Description of the task> Answer with one number: the count of lines in this material that hold the word "Cylinder".

Raw data>
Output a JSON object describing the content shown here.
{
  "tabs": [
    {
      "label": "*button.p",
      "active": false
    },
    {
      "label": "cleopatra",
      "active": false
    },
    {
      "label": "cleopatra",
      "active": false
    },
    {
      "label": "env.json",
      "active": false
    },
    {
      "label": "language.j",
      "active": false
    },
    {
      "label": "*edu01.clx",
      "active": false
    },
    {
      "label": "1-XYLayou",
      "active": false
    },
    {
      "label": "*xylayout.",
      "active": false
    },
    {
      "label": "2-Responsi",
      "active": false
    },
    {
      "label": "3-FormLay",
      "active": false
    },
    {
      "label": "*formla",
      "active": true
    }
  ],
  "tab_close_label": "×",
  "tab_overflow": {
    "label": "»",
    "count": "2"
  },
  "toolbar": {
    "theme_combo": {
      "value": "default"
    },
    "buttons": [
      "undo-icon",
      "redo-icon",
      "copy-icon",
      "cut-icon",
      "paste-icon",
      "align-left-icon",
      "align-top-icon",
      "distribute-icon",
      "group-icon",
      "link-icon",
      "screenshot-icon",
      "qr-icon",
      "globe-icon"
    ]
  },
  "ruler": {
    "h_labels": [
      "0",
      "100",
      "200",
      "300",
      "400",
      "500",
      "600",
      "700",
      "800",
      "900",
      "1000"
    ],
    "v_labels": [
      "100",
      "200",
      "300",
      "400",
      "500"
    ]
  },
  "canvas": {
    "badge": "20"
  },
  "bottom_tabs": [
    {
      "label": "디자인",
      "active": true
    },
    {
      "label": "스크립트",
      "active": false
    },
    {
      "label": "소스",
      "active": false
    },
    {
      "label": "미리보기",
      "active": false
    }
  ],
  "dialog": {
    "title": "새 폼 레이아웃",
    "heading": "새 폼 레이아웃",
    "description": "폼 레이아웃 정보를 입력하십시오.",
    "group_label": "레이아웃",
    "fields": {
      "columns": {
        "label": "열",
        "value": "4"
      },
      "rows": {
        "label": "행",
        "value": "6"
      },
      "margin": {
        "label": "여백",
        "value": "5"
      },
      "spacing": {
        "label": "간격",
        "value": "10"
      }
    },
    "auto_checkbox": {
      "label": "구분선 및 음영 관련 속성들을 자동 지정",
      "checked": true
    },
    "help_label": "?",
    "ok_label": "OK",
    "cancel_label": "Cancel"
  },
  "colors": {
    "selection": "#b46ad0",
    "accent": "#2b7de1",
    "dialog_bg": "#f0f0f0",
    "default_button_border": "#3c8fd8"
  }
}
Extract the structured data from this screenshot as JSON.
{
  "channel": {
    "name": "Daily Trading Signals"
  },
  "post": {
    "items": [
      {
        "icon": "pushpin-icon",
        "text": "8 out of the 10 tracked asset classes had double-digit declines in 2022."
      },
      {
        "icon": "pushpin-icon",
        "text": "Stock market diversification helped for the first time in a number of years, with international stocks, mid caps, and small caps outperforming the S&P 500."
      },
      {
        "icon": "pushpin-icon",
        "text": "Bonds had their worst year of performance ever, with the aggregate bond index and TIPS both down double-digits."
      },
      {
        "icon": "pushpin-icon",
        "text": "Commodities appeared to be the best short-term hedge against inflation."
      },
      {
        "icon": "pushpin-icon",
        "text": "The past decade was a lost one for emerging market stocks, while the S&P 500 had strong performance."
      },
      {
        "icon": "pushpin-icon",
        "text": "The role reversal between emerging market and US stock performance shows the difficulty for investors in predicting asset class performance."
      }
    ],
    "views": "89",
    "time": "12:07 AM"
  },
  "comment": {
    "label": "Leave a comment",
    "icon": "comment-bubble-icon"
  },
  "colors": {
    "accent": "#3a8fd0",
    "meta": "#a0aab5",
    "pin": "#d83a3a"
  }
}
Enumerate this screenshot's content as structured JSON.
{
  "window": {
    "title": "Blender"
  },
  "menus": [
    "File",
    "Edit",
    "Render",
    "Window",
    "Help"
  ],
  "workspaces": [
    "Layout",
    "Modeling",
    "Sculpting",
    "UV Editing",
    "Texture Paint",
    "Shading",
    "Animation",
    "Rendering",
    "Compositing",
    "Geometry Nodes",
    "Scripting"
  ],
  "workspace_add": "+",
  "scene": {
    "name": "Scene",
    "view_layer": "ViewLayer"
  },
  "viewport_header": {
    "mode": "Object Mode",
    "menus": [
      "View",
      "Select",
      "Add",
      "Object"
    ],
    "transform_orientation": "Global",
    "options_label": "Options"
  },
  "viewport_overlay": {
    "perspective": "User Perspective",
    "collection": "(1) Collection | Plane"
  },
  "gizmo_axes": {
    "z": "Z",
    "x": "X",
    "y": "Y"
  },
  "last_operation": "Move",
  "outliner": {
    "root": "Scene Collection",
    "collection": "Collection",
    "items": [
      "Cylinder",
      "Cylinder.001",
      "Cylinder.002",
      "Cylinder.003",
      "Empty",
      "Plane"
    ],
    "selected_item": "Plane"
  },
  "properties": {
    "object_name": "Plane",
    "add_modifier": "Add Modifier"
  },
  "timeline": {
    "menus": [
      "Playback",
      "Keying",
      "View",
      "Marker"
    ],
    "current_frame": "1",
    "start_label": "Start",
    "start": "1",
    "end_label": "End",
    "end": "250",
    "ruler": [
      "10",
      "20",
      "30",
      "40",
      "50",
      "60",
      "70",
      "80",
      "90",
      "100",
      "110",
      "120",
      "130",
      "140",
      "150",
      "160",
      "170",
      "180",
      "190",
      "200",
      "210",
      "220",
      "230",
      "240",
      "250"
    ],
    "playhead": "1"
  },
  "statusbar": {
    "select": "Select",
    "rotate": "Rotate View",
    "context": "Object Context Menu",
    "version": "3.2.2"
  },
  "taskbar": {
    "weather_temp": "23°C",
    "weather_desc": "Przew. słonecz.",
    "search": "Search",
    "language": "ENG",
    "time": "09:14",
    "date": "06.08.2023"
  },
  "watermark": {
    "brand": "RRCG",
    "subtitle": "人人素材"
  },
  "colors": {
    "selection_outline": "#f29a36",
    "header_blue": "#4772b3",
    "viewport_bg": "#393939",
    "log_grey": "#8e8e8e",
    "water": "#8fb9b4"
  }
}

Expected output> 4